“Some of our students even come into the studio during lunch time, lie in the hammock and follow a guided meditation to help them relax,” said McNabb.

Yoga For Everyone (Almost)

Because each hammock can support up to 2,000 pounds, almost anyone of any age can take an aerial yoga class. It is an ideal exercise for the following:

  • New students who want to start their practice with correct form. Most classes are limited to no more than eight students, allowing instructors to provide more one-on-one feedback during class.
  • Students with experience who want to deepen their flexibility, backbends, and inversions.
  • Students with injuries who want to exercise or continue their yoga practice.

On the flip side, aerial yoga is not advised for people with cataracts, high blood pressure, or any other heart condition without the consent of a doctor.
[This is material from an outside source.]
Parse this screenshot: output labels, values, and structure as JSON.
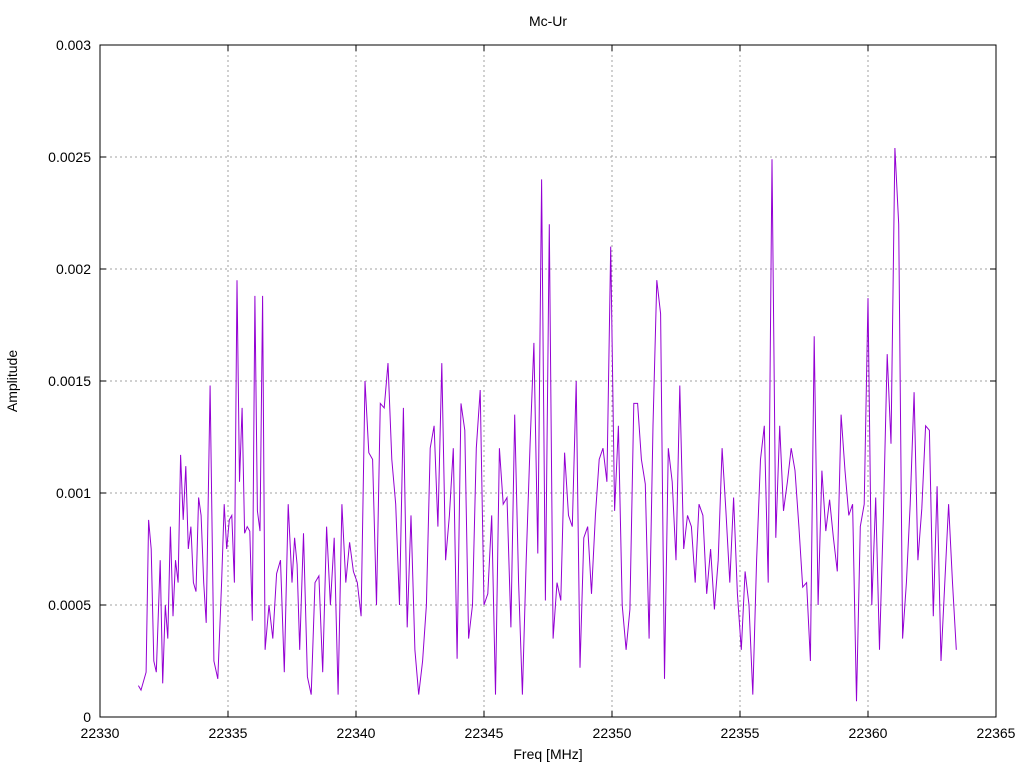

Using the hammock also puts considerable pressure on the hips, so women who are pregnant may find it uncomfortable.

What Makes It So Great

Aside from increasing flexibility and alleviating joint pressure, aerial yoga delivers the anti-gravity benefits of inversions. Health advocates have lauded inversion tables and inverted yoga positions such as shoulder, head and hand stands, for years, claiming benefits ranging from anti-aging to improved circulation to back pain relief. It turns out those claims have some science behind them.

  • Full-body Health: Inversions lasting from 2-5 minutes are said to be better for the body than sleeping and can help improve heart, lung and thyroid function. Source:
  • Immunity Boost: Researchers have shown that yoga inversions can help reverse the negative impacts of stress on the immune system. Source: National Center for Biotechnology Information.
  • Natural Mood Enhancer: A 2004 study of young adults suffering with depression demonstrated that yoga inversions can be a natural and lasting mood enhancer. Source: National Center for Biotechnology Information.

Since aerial yoga delivers the benefits of inversions without straining the back or pressuring joints, it’s no wonder people leave classes with a sense of euphoria.

Before You Begin

Be sure not to eat too much or be too hungry before taking a class. Just the act of hanging upside down can cause lightheadedness without adding hunger to the mix. Make sure to remove all jewelry and anything else that can get caught in the hammock.

McNabb also recommends that students keep an open mind. “It’s a fun twist on a traditional workout,” she says. “You have to let go and let your body move.”

Getting Started

West suburban aerial yoga classes are offered at Tease Dance and Fitness in Aurora and Flying Buddha Fitness in Wheaton